>>>>>
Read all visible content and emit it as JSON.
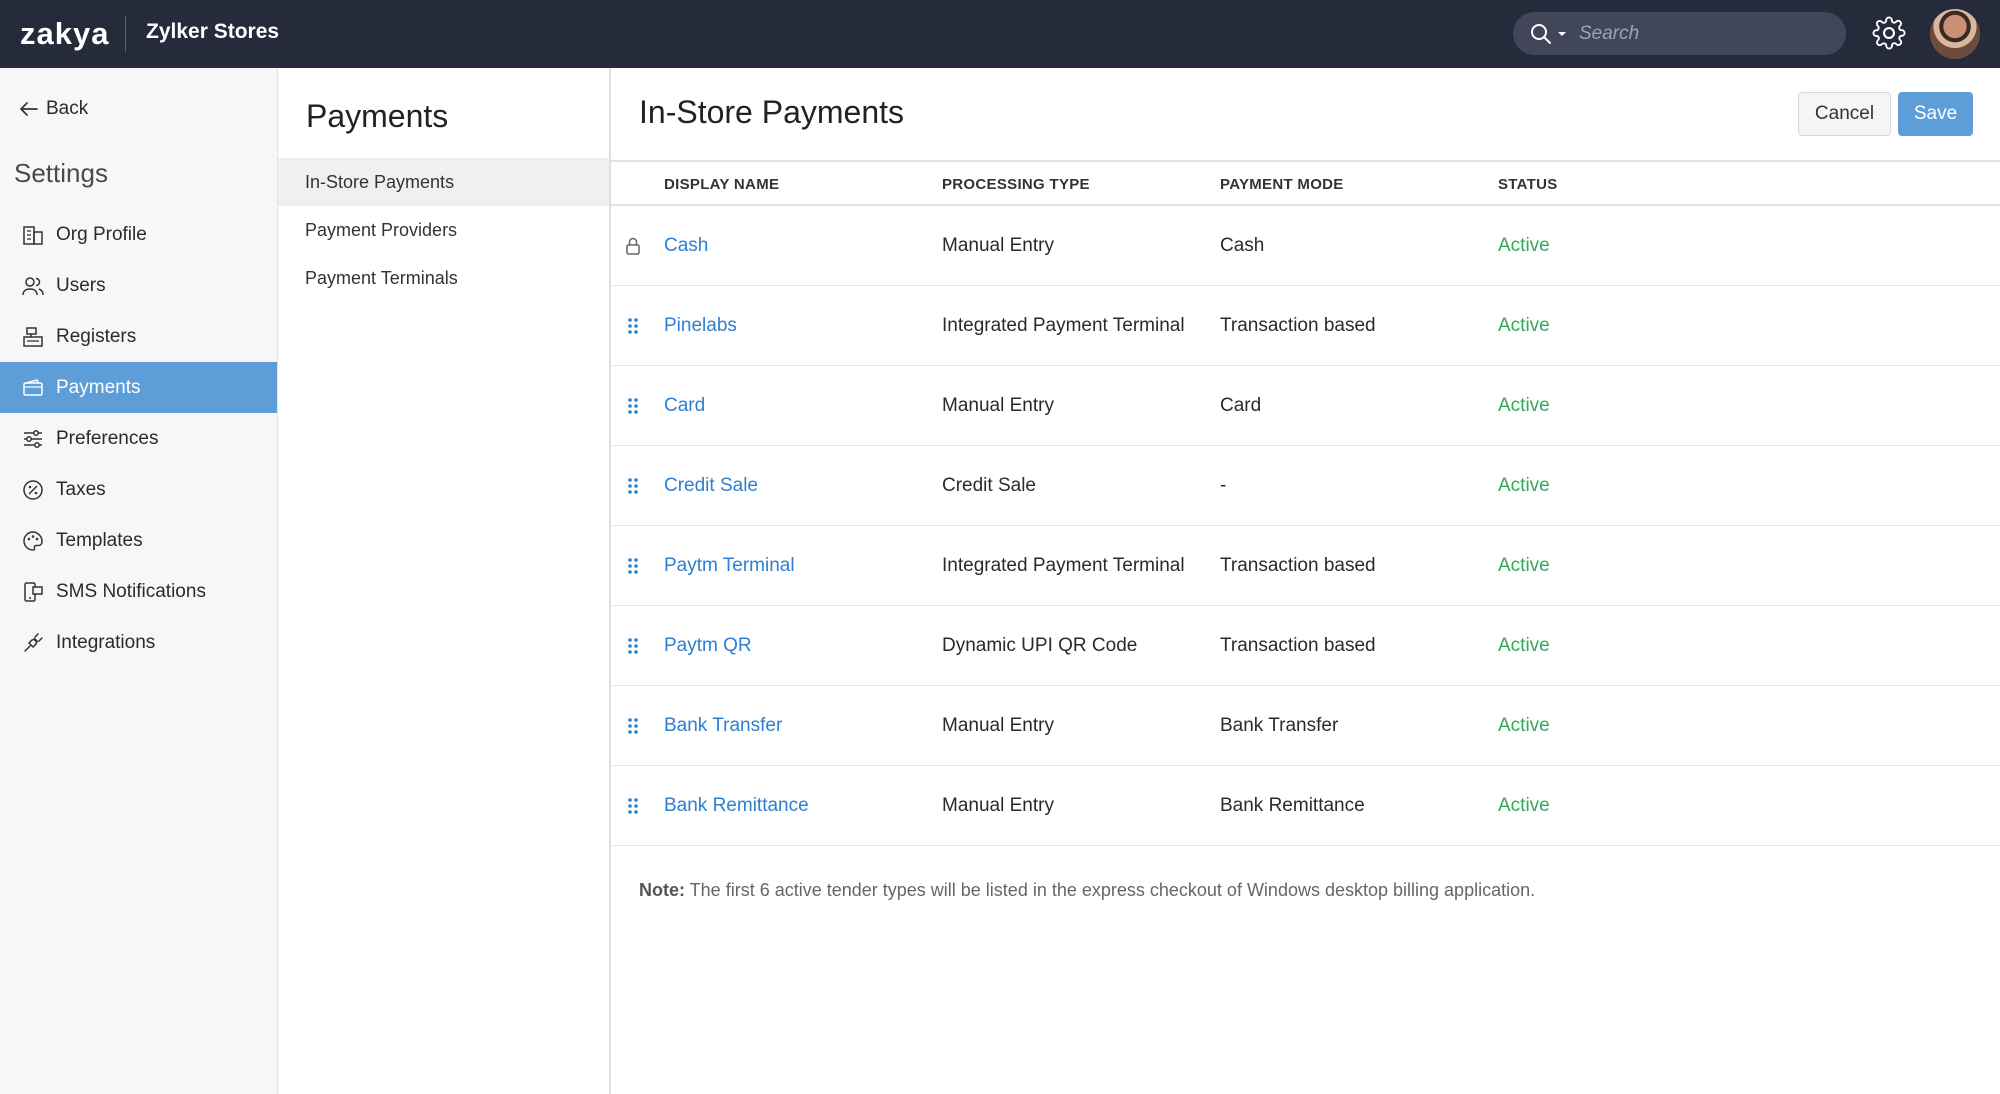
{
  "app": {
    "logo_text": "zakya",
    "org_name": "Zylker Stores"
  },
  "topbar": {
    "search_placeholder": "Search"
  },
  "sidebar": {
    "back_label": "Back",
    "title": "Settings",
    "items": [
      {
        "label": "Org Profile",
        "icon": "building-icon"
      },
      {
        "label": "Users",
        "icon": "users-icon"
      },
      {
        "label": "Registers",
        "icon": "register-icon"
      },
      {
        "label": "Payments",
        "icon": "wallet-icon",
        "active": true
      },
      {
        "label": "Preferences",
        "icon": "sliders-icon"
      },
      {
        "label": "Taxes",
        "icon": "percent-icon"
      },
      {
        "label": "Templates",
        "icon": "palette-icon"
      },
      {
        "label": "SMS Notifications",
        "icon": "sms-icon"
      },
      {
        "label": "Integrations",
        "icon": "plug-icon"
      }
    ]
  },
  "subpanel": {
    "title": "Payments",
    "items": [
      {
        "label": "In-Store Payments",
        "active": true
      },
      {
        "label": "Payment Providers"
      },
      {
        "label": "Payment Terminals"
      }
    ]
  },
  "main": {
    "title": "In-Store Payments",
    "cancel_label": "Cancel",
    "save_label": "Save",
    "columns": [
      "DISPLAY NAME",
      "PROCESSING TYPE",
      "PAYMENT MODE",
      "STATUS"
    ],
    "rows": [
      {
        "name": "Cash",
        "processing": "Manual Entry",
        "mode": "Cash",
        "status": "Active",
        "locked": true
      },
      {
        "name": "Pinelabs",
        "processing": "Integrated Payment Terminal",
        "mode": "Transaction based",
        "status": "Active"
      },
      {
        "name": "Card",
        "processing": "Manual Entry",
        "mode": "Card",
        "status": "Active"
      },
      {
        "name": "Credit Sale",
        "processing": "Credit Sale",
        "mode": "-",
        "status": "Active"
      },
      {
        "name": "Paytm Terminal",
        "processing": "Integrated Payment Terminal",
        "mode": "Transaction based",
        "status": "Active"
      },
      {
        "name": "Paytm QR",
        "processing": "Dynamic UPI QR Code",
        "mode": "Transaction based",
        "status": "Active"
      },
      {
        "name": "Bank Transfer",
        "processing": "Manual Entry",
        "mode": "Bank Transfer",
        "status": "Active"
      },
      {
        "name": "Bank Remittance",
        "processing": "Manual Entry",
        "mode": "Bank Remittance",
        "status": "Active"
      }
    ],
    "note_label": "Note:",
    "note_text": " The first 6 active tender types will be listed in the express checkout of Windows desktop billing application."
  },
  "colors": {
    "topbar": "#262b3c",
    "accent": "#5e9ed8",
    "link": "#2e7fd1",
    "status_active": "#37a65c"
  }
}
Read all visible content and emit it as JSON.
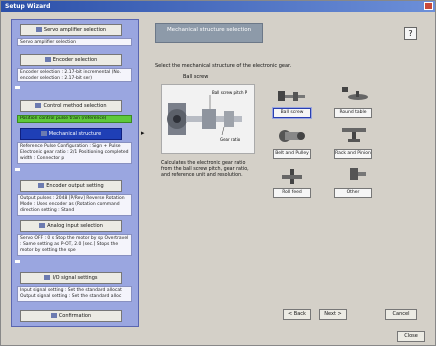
{
  "window": {
    "title": "Setup Wizard"
  },
  "steps": {
    "servo_amp": {
      "label": "Servo amplifier selection"
    },
    "servo_amp_info": "Servo amplifier selection",
    "encoder": {
      "label": "Encoder selection"
    },
    "encoder_info": "Encoder selection : 2.17-bit incremental (No. encoder selection : 2.17-bit ser)",
    "mechanism": {
      "label": "Control method selection"
    },
    "mechanism_info": "Position control pulse train (reference)",
    "ref_config": {
      "label": "Mechanical structure"
    },
    "ref_config_info": "Reference Pulse Configuration : Sign + Pulse  Electronic gear ratio : 2/1  Positioning completed width : Connector p",
    "encoder_output": {
      "label": "Encoder output setting"
    },
    "encoder_output_info": "Output pulses : 2048 [P/Rev]  Reverse Rotation Mode : Uses encoder as  (Rotation command direction setting : Stand",
    "analog": {
      "label": "Analog input selection"
    },
    "analog_info": "Servo OFF : 0 s Stop the motor by sp  Overtravel : Same setting as P-OT, 2.0 [sec.]  Stops the motor by setting the spe",
    "io_signals": {
      "label": "I/O signal settings"
    },
    "io_signals_info": "Input signal setting : Set the standard allocat  Output signal setting : Set the standard alloc",
    "confirm": {
      "label": "Confirmation"
    }
  },
  "content": {
    "header": "Mechanical structure selection",
    "help_label": "?",
    "instruction": "Select the mechanical structure of the electronic gear.",
    "ballscrew_title": "Ball screw",
    "diagram_labels": {
      "pitch": "Ball screw pitch P",
      "ratio": "Gear ratio"
    },
    "description": "Calculates the electronic gear ratio from the ball screw pitch, gear ratio, and reference unit and resolution."
  },
  "options": [
    {
      "label": "Ball screw"
    },
    {
      "label": "Round table"
    },
    {
      "label": "Belt and Pulley"
    },
    {
      "label": "Rack and Pinion"
    },
    {
      "label": "Roll feed"
    },
    {
      "label": "Other"
    }
  ],
  "nav": {
    "back": "< Back",
    "next": "Next >",
    "cancel": "Cancel",
    "close": "Close"
  }
}
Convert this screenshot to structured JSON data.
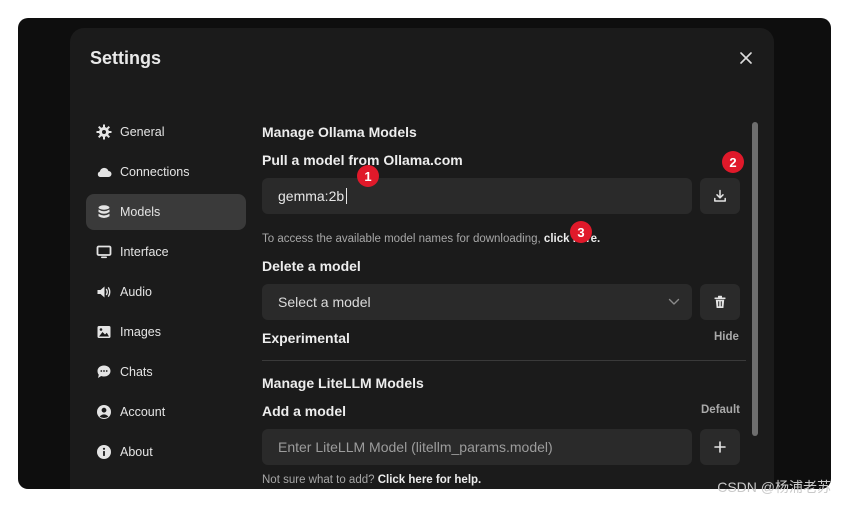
{
  "modal": {
    "title": "Settings"
  },
  "sidebar": {
    "items": [
      {
        "label": "General",
        "icon": "gear-icon"
      },
      {
        "label": "Connections",
        "icon": "cloud-icon"
      },
      {
        "label": "Models",
        "icon": "database-icon",
        "active": true
      },
      {
        "label": "Interface",
        "icon": "monitor-icon"
      },
      {
        "label": "Audio",
        "icon": "speaker-icon"
      },
      {
        "label": "Images",
        "icon": "image-icon"
      },
      {
        "label": "Chats",
        "icon": "chat-bubble-icon"
      },
      {
        "label": "Account",
        "icon": "user-circle-icon"
      },
      {
        "label": "About",
        "icon": "info-icon"
      }
    ]
  },
  "ollama": {
    "heading": "Manage Ollama Models",
    "pull_label": "Pull a model from Ollama.com",
    "pull_value": "gemma:2b",
    "access_hint": "To access the available model names for downloading,",
    "access_link": "click here.",
    "delete_label": "Delete a model",
    "select_placeholder": "Select a model",
    "experimental_label": "Experimental",
    "hide_label": "Hide"
  },
  "litellm": {
    "heading": "Manage LiteLLM Models",
    "add_label": "Add a model",
    "default_label": "Default",
    "input_placeholder": "Enter LiteLLM Model (litellm_params.model)",
    "help_hint": "Not sure what to add?",
    "help_link": "Click here for help."
  },
  "annotations": {
    "badge1": "1",
    "badge2": "2",
    "badge3": "3"
  },
  "watermark": "CSDN @杨浦老苏",
  "colors": {
    "badge": "#e0192a",
    "modal_bg": "#1b1b1b",
    "field_bg": "#2a2a2a",
    "active_item": "#3a3a3a"
  }
}
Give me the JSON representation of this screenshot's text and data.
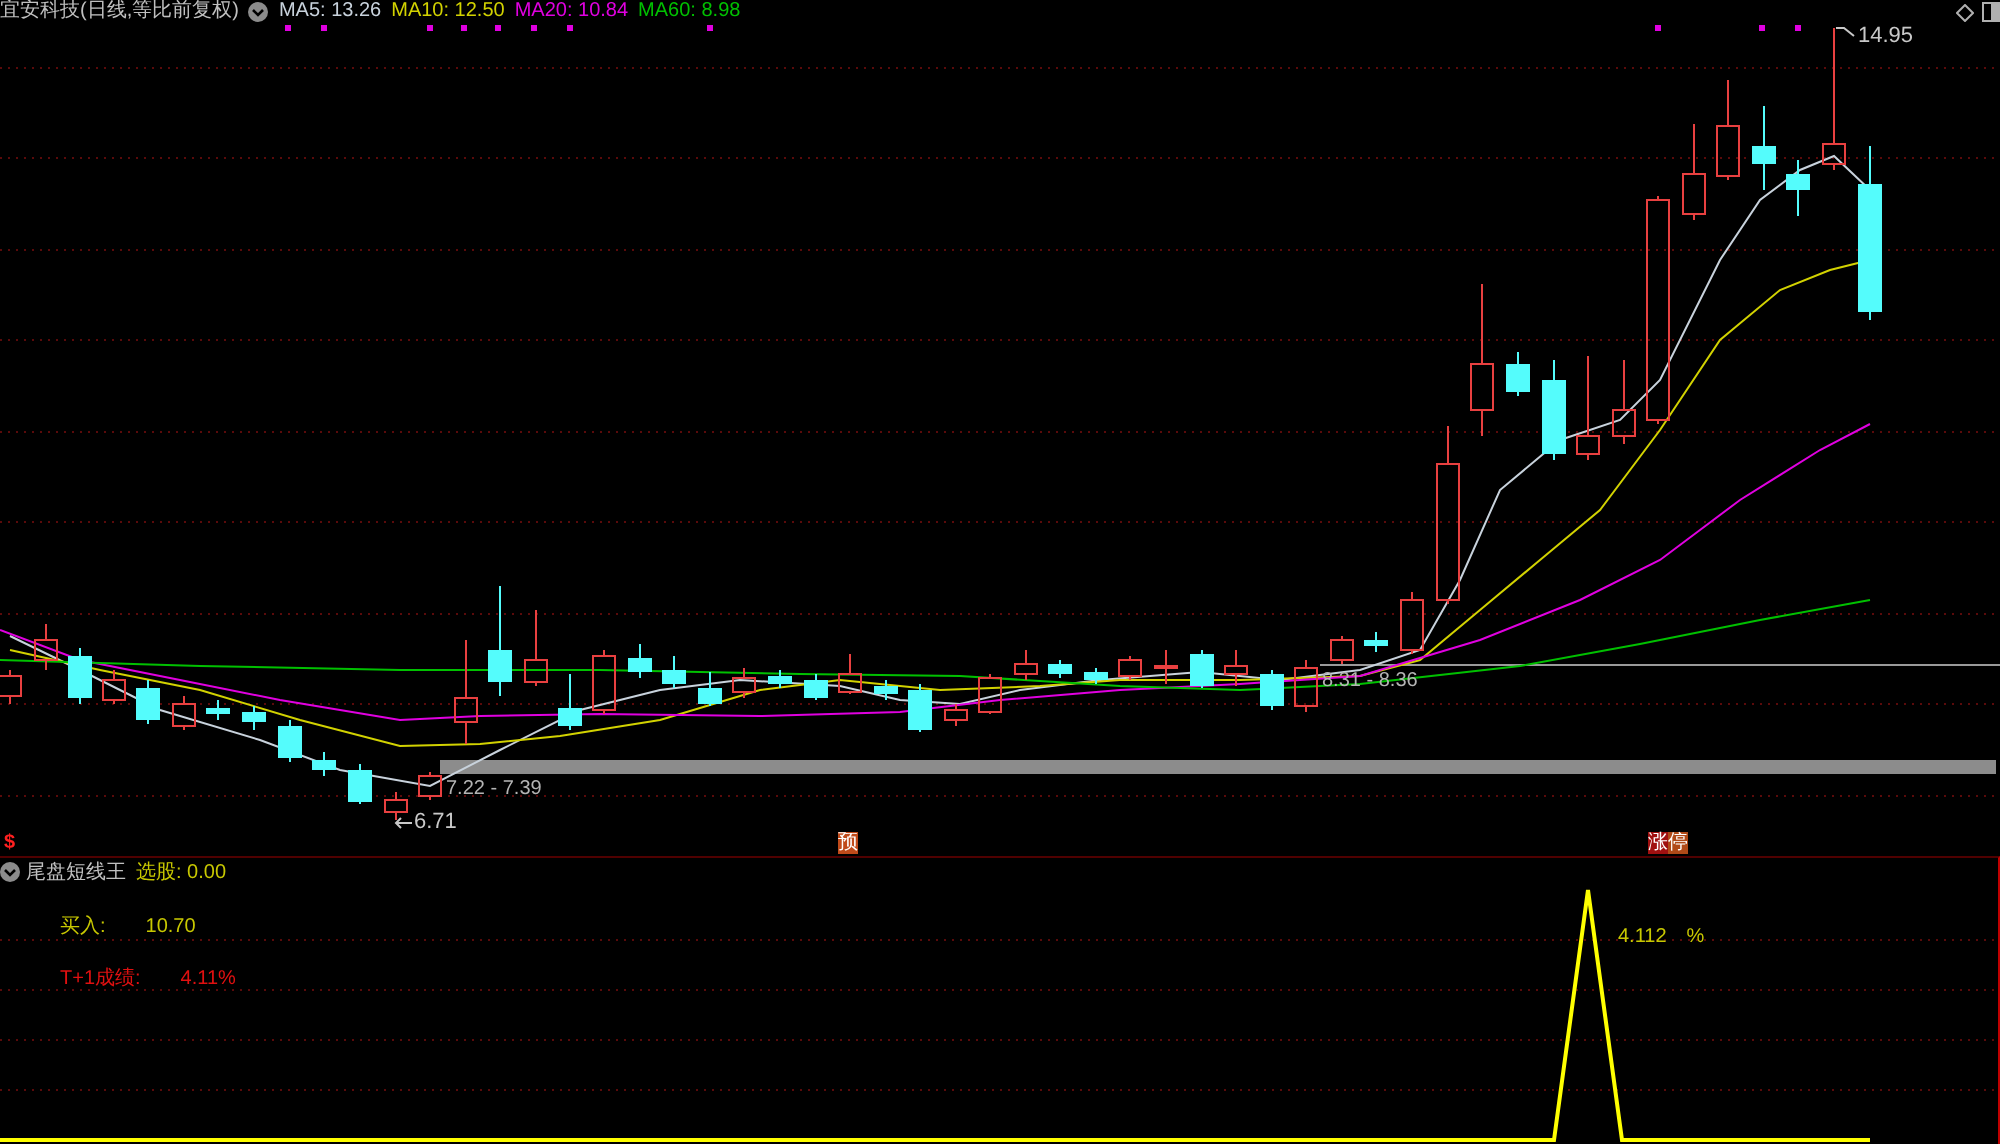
{
  "header": {
    "title": "宜安科技(日线,等比前复权)",
    "moving_averages": [
      {
        "label": "MA5: 13.26",
        "color": "#c8d2dc"
      },
      {
        "label": "MA10: 12.50",
        "color": "#d2d200"
      },
      {
        "label": "MA20: 10.84",
        "color": "#e000e0"
      },
      {
        "label": "MA60: 8.98",
        "color": "#00c000"
      }
    ]
  },
  "price_chart": {
    "high_label": "14.95",
    "low_label": "6.71",
    "ranges": [
      "7.22 - 7.39",
      "8.31 - 8.36"
    ],
    "signal_tags": [
      {
        "text": "$",
        "kind": "text",
        "color": "#ff2020"
      },
      {
        "text": "预",
        "kind": "tag",
        "color": "#c04a1a"
      },
      {
        "text": "涨",
        "kind": "tag",
        "color": "#a01010"
      },
      {
        "text": "停",
        "kind": "tag",
        "color": "#b04a18"
      }
    ]
  },
  "indicator": {
    "name": "尾盘短线王",
    "selection": "选股: 0.00",
    "rows": [
      {
        "label": "买入:",
        "value": "10.70",
        "color": "#c8c800"
      },
      {
        "label": "T+1成绩:",
        "value": "4.11%",
        "color": "#e01010"
      }
    ],
    "peak_value": "4.112",
    "peak_unit": "%"
  }
}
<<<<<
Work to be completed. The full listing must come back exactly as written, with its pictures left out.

Reply to the exercise.
Read all visible content and emit it as JSON.
{
  "app": {
    "logo_text": "zakya",
    "org_name": "Zylker Stores"
  },
  "topbar": {
    "search_placeholder": "Search"
  },
  "sidebar": {
    "back_label": "Back",
    "title": "Settings",
    "items": [
      {
        "label": "Org Profile",
        "icon": "building-icon"
      },
      {
        "label": "Users",
        "icon": "users-icon"
      },
      {
        "label": "Registers",
        "icon": "register-icon"
      },
      {
        "label": "Payments",
        "icon": "wallet-icon",
        "active": true
      },
      {
        "label": "Preferences",
        "icon": "sliders-icon"
      },
      {
        "label": "Taxes",
        "icon": "percent-icon"
      },
      {
        "label": "Templates",
        "icon": "palette-icon"
      },
      {
        "label": "SMS Notifications",
        "icon": "sms-icon"
      },
      {
        "label": "Integrations",
        "icon": "plug-icon"
      }
    ]
  },
  "subpanel": {
    "title": "Payments",
    "items": [
      {
        "label": "In-Store Payments",
        "active": true
      },
      {
        "label": "Payment Providers"
      },
      {
        "label": "Payment Terminals"
      }
    ]
  },
  "main": {
    "title": "In-Store Payments",
    "cancel_label": "Cancel",
    "save_label": "Save",
    "columns": [
      "DISPLAY NAME",
      "PROCESSING TYPE",
      "PAYMENT MODE",
      "STATUS"
    ],
    "rows": [
      {
        "name": "Cash",
        "processing": "Manual Entry",
        "mode": "Cash",
        "status": "Active",
        "locked": true
      },
      {
        "name": "Pinelabs",
        "processing": "Integrated Payment Terminal",
        "mode": "Transaction based",
        "status": "Active"
      },
      {
        "name": "Card",
        "processing": "Manual Entry",
        "mode": "Card",
        "status": "Active"
      },
      {
        "name": "Credit Sale",
        "processing": "Credit Sale",
        "mode": "-",
        "status": "Active"
      },
      {
        "name": "Paytm Terminal",
        "processing": "Integrated Payment Terminal",
        "mode": "Transaction based",
        "status": "Active"
      },
      {
        "name": "Paytm QR",
        "processing": "Dynamic UPI QR Code",
        "mode": "Transaction based",
        "status": "Active"
      },
      {
        "name": "Bank Transfer",
        "processing": "Manual Entry",
        "mode": "Bank Transfer",
        "status": "Active"
      },
      {
        "name": "Bank Remittance",
        "processing": "Manual Entry",
        "mode": "Bank Remittance",
        "status": "Active"
      }
    ],
    "note_label": "Note:",
    "note_text": " The first 6 active tender types will be listed in the express checkout of Windows desktop billing application."
  },
  "colors": {
    "topbar": "#262b3c",
    "accent": "#5e9ed8",
    "link": "#2e7fd1",
    "status_active": "#37a65c"
  }
}
Read all visible content and emit it as JSON.
{
  "window": {
    "title": "Setup Wizard"
  },
  "steps": {
    "servo_amp": {
      "label": "Servo amplifier selection"
    },
    "servo_amp_info": "Servo amplifier selection",
    "encoder": {
      "label": "Encoder selection"
    },
    "encoder_info": "Encoder selection : 2.17-bit incremental (No. encoder selection : 2.17-bit ser)",
    "mechanism": {
      "label": "Control method selection"
    },
    "mechanism_info": "Position control pulse train (reference)",
    "ref_config": {
      "label": "Mechanical structure"
    },
    "ref_config_info": "Reference Pulse Configuration : Sign + Pulse  Electronic gear ratio : 2/1  Positioning completed width : Connector p",
    "encoder_output": {
      "label": "Encoder output setting"
    },
    "encoder_output_info": "Output pulses : 2048 [P/Rev]  Reverse Rotation Mode : Uses encoder as  (Rotation command direction setting : Stand",
    "analog": {
      "label": "Analog input selection"
    },
    "analog_info": "Servo OFF : 0 s Stop the motor by sp  Overtravel : Same setting as P-OT, 2.0 [sec.]  Stops the motor by setting the spe",
    "io_signals": {
      "label": "I/O signal settings"
    },
    "io_signals_info": "Input signal setting : Set the standard allocat  Output signal setting : Set the standard alloc",
    "confirm": {
      "label": "Confirmation"
    }
  },
  "content": {
    "header": "Mechanical structure selection",
    "help_label": "?",
    "instruction": "Select the mechanical structure of the electronic gear.",
    "ballscrew_title": "Ball screw",
    "diagram_labels": {
      "pitch": "Ball screw pitch P",
      "ratio": "Gear ratio"
    },
    "description": "Calculates the electronic gear ratio from the ball screw pitch, gear ratio, and reference unit and resolution."
  },
  "options": [
    {
      "label": "Ball screw"
    },
    {
      "label": "Round table"
    },
    {
      "label": "Belt and Pulley"
    },
    {
      "label": "Rack and Pinion"
    },
    {
      "label": "Roll feed"
    },
    {
      "label": "Other"
    }
  ],
  "nav": {
    "back": "< Back",
    "next": "Next >",
    "cancel": "Cancel",
    "close": "Close"
  }
}
Convert this screenshot to structured JSON data.
{
  "modal": {
    "title": "Settings"
  },
  "sidebar": {
    "items": [
      {
        "label": "General",
        "icon": "gear-icon"
      },
      {
        "label": "Connections",
        "icon": "cloud-icon"
      },
      {
        "label": "Models",
        "icon": "database-icon",
        "active": true
      },
      {
        "label": "Interface",
        "icon": "monitor-icon"
      },
      {
        "label": "Audio",
        "icon": "speaker-icon"
      },
      {
        "label": "Images",
        "icon": "image-icon"
      },
      {
        "label": "Chats",
        "icon": "chat-bubble-icon"
      },
      {
        "label": "Account",
        "icon": "user-circle-icon"
      },
      {
        "label": "About",
        "icon": "info-icon"
      }
    ]
  },
  "ollama": {
    "heading": "Manage Ollama Models",
    "pull_label": "Pull a model from Ollama.com",
    "pull_value": "gemma:2b",
    "access_hint": "To access the available model names for downloading,",
    "access_link": "click here.",
    "delete_label": "Delete a model",
    "select_placeholder": "Select a model",
    "experimental_label": "Experimental",
    "hide_label": "Hide"
  },
  "litellm": {
    "heading": "Manage LiteLLM Models",
    "add_label": "Add a model",
    "default_label": "Default",
    "input_placeholder": "Enter LiteLLM Model (litellm_params.model)",
    "help_hint": "Not sure what to add?",
    "help_link": "Click here for help."
  },
  "annotations": {
    "badge1": "1",
    "badge2": "2",
    "badge3": "3"
  },
  "watermark": "CSDN @杨浦老苏",
  "colors": {
    "badge": "#e0192a",
    "modal_bg": "#1b1b1b",
    "field_bg": "#2a2a2a",
    "active_item": "#3a3a3a"
  }
}
Give me the JSON representation of this screenshot's text and data.
{
  "header": {
    "title": "宜安科技(日线,等比前复权)",
    "moving_averages": [
      {
        "label": "MA5: 13.26",
        "color": "#c8d2dc"
      },
      {
        "label": "MA10: 12.50",
        "color": "#d2d200"
      },
      {
        "label": "MA20: 10.84",
        "color": "#e000e0"
      },
      {
        "label": "MA60: 8.98",
        "color": "#00c000"
      }
    ]
  },
  "price_chart": {
    "high_label": "14.95",
    "low_label": "6.71",
    "ranges": [
      "7.22 - 7.39",
      "8.31 - 8.36"
    ],
    "signal_tags": [
      {
        "text": "$",
        "kind": "text",
        "color": "#ff2020"
      },
      {
        "text": "预",
        "kind": "tag",
        "color": "#c04a1a"
      },
      {
        "text": "涨",
        "kind": "tag",
        "color": "#a01010"
      },
      {
        "text": "停",
        "kind": "tag",
        "color": "#b04a18"
      }
    ]
  },
  "indicator": {
    "name": "尾盘短线王",
    "selection": "选股: 0.00",
    "rows": [
      {
        "label": "买入:",
        "value": "10.70",
        "color": "#c8c800"
      },
      {
        "label": "T+1成绩:",
        "value": "4.11%",
        "color": "#e01010"
      }
    ],
    "peak_value": "4.112",
    "peak_unit": "%"
  }
}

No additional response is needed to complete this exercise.